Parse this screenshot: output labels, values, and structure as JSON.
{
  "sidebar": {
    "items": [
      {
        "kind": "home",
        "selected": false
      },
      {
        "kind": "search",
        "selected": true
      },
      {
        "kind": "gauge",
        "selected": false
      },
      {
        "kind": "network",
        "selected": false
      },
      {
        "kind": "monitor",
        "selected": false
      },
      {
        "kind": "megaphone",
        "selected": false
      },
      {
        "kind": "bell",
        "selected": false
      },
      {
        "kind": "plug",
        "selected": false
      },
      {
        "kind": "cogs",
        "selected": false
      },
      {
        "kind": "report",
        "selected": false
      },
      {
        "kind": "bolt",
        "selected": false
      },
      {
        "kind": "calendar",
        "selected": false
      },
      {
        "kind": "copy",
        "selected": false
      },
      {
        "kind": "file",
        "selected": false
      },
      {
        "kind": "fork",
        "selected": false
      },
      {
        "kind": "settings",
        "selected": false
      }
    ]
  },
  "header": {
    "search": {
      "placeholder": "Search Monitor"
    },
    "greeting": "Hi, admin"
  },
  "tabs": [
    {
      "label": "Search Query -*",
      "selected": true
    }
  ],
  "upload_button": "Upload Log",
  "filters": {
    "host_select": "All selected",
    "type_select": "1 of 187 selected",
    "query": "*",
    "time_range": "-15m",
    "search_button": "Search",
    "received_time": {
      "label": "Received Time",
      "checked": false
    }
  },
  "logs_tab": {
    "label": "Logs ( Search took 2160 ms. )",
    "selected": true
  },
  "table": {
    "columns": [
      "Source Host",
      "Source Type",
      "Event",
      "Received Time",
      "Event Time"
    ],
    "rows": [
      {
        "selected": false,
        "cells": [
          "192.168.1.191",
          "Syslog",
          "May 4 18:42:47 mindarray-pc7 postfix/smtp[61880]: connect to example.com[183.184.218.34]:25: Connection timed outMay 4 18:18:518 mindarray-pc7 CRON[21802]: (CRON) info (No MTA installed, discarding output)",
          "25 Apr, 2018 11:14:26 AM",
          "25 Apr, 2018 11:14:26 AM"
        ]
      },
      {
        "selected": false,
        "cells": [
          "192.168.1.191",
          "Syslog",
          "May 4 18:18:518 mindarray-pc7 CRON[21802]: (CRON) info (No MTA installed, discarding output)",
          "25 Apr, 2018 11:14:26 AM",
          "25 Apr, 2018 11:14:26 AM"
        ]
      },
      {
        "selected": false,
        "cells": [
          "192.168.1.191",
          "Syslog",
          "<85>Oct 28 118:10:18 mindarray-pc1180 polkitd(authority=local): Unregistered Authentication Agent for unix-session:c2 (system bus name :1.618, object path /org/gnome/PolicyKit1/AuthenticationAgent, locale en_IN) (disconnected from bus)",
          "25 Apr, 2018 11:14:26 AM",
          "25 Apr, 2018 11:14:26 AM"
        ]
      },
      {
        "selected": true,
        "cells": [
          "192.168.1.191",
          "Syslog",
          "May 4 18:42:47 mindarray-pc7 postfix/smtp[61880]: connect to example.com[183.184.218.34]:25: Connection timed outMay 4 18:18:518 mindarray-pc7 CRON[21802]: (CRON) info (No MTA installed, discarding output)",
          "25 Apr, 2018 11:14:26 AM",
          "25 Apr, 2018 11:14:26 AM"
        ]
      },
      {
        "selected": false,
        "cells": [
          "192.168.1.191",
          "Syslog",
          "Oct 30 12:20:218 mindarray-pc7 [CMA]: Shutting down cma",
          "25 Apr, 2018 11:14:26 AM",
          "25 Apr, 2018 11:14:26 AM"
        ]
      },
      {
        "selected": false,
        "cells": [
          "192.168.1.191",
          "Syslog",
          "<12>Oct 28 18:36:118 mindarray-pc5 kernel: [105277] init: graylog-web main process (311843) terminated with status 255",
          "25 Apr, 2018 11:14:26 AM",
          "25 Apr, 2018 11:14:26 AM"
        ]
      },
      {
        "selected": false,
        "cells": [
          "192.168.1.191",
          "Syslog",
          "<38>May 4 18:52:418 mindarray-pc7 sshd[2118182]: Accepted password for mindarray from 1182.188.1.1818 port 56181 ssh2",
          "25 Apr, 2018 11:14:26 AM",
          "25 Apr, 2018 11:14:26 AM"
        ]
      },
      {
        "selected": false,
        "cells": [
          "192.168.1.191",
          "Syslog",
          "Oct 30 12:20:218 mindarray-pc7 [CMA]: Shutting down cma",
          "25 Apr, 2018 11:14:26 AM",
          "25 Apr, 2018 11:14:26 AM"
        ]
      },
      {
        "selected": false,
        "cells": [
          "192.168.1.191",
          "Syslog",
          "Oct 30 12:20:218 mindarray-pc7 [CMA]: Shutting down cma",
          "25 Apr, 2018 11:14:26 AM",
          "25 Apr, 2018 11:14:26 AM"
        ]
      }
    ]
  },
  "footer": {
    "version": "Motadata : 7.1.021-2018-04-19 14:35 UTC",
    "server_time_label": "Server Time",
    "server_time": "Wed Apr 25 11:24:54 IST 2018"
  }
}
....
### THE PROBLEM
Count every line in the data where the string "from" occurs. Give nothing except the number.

### ANSWER
2